WHAT THIS TASK INVOLVES:
Among the records, which lines hold the word "photo"? Pick them out.

Collection entries
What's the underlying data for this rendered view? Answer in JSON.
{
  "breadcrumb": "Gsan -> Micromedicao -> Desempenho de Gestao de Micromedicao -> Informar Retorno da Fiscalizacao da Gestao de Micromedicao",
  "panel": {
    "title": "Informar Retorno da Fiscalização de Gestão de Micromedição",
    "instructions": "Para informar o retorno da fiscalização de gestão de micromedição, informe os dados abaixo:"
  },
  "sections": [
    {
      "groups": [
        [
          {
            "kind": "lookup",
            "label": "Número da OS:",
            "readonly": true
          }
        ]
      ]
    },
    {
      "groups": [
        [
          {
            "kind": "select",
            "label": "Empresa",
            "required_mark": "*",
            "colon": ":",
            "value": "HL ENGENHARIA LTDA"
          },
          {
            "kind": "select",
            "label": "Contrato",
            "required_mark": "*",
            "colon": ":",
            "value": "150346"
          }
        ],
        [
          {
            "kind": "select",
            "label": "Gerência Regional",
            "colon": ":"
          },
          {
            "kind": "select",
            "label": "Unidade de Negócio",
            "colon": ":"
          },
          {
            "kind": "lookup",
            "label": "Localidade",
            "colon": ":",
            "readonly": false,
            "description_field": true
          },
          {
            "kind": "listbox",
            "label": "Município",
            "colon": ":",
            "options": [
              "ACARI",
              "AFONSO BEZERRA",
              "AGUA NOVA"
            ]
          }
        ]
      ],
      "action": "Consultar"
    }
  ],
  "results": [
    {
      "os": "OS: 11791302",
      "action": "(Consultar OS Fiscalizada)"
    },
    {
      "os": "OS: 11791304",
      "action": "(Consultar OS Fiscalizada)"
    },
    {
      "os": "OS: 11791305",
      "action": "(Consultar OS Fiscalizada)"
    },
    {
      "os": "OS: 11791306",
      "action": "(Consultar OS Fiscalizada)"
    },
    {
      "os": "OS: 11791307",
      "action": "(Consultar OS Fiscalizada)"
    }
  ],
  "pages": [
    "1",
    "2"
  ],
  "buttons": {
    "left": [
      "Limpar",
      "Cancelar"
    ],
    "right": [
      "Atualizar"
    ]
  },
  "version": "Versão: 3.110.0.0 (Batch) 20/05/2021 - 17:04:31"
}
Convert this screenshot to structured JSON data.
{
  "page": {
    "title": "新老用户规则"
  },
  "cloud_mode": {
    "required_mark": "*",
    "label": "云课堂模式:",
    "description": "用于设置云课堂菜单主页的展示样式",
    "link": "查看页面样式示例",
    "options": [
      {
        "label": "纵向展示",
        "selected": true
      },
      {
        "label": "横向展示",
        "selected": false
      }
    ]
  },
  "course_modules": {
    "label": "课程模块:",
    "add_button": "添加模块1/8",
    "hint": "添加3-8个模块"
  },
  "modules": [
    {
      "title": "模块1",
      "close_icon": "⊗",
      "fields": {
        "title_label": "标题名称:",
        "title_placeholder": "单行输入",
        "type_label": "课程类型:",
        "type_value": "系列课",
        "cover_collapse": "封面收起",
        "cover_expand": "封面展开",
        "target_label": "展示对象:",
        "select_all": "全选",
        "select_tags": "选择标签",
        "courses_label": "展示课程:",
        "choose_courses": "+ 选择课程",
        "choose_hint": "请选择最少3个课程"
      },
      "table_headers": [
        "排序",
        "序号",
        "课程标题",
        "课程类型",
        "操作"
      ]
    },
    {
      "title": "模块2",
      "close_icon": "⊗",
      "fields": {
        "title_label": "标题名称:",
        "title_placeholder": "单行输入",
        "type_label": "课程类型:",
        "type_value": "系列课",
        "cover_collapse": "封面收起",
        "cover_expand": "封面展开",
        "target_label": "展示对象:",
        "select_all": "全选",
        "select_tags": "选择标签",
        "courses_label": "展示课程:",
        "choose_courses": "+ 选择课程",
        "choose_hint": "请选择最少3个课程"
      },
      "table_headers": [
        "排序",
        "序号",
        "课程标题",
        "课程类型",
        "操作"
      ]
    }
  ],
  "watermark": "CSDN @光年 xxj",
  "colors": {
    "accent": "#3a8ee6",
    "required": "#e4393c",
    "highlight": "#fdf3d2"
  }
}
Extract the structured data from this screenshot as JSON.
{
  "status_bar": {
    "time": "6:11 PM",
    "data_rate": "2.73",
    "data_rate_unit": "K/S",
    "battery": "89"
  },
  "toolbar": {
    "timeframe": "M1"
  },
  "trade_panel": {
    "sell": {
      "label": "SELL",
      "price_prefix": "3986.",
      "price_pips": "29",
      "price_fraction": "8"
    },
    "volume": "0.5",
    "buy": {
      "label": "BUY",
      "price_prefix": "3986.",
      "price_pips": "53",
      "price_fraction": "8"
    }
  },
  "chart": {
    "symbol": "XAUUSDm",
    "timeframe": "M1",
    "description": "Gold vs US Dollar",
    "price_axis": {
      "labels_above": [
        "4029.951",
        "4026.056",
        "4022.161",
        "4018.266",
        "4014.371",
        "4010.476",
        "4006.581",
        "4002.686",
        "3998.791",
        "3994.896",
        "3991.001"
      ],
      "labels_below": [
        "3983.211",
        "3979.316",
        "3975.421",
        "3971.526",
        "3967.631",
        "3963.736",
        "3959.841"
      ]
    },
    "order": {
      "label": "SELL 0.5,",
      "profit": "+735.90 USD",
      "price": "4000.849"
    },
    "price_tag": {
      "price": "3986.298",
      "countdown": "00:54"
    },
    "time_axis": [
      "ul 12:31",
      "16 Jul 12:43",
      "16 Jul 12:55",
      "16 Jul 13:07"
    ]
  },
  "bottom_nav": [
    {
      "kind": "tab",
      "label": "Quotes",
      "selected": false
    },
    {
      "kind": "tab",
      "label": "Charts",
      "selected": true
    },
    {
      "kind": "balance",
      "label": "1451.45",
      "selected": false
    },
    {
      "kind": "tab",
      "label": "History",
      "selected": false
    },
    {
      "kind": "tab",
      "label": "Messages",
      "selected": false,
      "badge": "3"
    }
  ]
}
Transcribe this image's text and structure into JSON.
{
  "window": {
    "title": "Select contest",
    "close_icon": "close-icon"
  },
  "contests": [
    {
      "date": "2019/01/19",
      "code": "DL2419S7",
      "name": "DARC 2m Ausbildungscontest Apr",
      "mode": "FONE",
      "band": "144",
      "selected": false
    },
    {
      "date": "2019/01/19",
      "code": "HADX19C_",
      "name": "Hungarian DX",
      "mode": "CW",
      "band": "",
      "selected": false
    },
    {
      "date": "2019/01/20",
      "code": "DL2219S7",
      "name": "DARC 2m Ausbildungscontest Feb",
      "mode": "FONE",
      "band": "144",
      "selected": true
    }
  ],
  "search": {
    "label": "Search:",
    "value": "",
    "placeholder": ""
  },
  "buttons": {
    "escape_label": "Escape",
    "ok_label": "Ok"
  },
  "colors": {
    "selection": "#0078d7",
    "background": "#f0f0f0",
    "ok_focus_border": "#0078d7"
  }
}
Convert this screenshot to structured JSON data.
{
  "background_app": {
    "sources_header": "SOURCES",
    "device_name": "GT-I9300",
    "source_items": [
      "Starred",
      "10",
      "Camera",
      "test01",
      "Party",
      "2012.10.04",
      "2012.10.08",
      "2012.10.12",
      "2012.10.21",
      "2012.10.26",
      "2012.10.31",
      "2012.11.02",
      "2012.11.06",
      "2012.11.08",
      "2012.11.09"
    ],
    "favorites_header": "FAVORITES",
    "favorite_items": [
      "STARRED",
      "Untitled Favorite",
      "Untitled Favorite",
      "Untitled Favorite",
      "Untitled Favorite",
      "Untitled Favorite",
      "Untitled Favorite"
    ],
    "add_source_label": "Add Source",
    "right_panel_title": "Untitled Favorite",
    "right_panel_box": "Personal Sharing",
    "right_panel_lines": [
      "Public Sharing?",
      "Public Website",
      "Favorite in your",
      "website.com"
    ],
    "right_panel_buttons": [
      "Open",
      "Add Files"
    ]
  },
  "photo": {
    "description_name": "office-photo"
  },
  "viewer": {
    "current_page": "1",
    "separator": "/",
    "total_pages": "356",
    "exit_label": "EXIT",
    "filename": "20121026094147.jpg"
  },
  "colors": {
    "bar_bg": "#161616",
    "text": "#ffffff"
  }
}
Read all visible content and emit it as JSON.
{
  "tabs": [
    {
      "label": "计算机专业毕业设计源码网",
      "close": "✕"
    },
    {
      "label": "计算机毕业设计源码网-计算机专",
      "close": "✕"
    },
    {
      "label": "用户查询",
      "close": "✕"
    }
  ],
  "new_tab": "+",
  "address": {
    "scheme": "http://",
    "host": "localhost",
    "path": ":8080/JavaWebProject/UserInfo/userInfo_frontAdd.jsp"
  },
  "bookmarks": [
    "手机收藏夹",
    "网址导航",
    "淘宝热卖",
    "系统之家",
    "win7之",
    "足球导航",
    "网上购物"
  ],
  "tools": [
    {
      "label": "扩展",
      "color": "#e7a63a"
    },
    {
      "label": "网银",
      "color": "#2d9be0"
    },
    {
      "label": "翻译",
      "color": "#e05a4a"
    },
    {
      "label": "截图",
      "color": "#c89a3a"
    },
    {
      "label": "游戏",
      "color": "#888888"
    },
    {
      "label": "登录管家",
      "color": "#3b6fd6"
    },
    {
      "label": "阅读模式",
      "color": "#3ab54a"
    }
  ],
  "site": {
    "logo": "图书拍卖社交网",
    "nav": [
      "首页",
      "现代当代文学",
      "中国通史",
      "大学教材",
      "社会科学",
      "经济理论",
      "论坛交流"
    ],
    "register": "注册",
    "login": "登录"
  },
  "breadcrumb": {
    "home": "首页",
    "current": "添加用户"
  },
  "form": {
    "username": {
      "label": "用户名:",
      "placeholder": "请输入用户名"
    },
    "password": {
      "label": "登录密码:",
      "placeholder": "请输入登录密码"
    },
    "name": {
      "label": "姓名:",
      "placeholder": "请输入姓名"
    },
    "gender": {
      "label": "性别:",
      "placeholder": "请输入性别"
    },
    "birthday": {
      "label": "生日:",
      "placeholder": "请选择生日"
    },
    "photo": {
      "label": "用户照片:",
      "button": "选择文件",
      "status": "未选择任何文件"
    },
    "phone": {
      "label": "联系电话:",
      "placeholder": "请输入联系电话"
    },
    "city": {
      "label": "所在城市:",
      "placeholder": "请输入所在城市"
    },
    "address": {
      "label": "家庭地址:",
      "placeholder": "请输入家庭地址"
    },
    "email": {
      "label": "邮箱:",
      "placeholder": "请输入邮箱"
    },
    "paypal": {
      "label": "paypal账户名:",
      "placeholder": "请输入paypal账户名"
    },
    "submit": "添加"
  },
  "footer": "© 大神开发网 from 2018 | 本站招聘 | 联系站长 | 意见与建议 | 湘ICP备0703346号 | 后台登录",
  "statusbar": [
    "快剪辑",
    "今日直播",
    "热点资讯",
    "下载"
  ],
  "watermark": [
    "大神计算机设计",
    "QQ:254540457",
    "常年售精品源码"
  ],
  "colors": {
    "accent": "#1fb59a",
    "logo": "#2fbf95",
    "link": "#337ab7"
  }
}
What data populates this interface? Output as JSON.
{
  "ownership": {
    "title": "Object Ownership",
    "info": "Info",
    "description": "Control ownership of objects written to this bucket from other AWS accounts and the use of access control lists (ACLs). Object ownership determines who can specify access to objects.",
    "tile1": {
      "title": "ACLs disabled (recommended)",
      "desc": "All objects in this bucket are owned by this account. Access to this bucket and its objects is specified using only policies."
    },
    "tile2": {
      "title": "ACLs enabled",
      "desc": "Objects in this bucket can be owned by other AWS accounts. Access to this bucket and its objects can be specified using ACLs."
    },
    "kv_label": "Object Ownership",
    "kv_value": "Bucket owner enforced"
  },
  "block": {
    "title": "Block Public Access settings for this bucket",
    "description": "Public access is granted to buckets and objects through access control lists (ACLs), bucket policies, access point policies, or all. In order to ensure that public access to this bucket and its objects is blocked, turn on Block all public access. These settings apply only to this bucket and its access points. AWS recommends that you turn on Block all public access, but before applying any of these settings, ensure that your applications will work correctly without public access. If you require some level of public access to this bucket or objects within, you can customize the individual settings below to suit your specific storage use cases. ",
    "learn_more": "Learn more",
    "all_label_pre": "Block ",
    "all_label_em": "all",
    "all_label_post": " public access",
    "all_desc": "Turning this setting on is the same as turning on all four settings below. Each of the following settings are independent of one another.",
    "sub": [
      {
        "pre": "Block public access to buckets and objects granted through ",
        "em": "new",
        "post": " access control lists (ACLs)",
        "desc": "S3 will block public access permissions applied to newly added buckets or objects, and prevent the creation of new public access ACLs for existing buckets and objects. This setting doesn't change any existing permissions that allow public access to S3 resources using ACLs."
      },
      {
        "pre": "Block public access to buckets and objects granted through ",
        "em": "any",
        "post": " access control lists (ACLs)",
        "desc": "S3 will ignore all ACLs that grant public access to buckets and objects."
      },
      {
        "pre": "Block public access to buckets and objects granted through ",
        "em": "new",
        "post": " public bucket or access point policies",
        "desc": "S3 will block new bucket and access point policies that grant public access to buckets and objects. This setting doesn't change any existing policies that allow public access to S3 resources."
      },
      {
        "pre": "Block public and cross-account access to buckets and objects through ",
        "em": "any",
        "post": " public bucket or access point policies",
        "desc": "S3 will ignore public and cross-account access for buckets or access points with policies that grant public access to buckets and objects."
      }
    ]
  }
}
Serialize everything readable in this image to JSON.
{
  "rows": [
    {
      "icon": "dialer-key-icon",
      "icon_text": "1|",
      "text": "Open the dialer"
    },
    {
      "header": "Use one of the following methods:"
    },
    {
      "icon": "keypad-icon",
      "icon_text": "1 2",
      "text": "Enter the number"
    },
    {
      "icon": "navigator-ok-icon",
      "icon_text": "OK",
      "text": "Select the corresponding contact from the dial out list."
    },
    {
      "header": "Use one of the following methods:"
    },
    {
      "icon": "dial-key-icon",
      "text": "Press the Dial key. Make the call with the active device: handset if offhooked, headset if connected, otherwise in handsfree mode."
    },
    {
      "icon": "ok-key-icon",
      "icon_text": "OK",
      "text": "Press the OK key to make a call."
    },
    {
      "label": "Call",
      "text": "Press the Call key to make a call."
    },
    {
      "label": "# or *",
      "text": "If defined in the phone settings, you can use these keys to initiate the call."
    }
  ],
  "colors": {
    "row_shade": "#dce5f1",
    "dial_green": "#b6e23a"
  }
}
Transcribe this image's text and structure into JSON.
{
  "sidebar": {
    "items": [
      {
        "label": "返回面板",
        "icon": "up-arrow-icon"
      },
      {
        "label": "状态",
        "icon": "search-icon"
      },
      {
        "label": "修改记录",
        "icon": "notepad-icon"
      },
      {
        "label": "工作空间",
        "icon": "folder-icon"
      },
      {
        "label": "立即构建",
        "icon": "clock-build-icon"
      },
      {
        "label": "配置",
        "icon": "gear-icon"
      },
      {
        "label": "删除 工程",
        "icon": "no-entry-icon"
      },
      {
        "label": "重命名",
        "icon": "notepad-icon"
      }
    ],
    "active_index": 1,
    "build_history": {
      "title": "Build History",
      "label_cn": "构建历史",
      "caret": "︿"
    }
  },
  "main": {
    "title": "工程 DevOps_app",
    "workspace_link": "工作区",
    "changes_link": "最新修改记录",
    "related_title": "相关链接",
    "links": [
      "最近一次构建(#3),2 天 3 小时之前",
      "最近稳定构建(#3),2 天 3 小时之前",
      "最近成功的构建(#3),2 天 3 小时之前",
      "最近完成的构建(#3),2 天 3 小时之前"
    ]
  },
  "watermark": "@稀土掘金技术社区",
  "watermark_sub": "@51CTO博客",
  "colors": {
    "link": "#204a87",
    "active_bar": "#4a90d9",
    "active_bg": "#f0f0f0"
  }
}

RESULT FOR THIS TASK:
  "photo": {
    "description_name": "office-photo"
    "photo": {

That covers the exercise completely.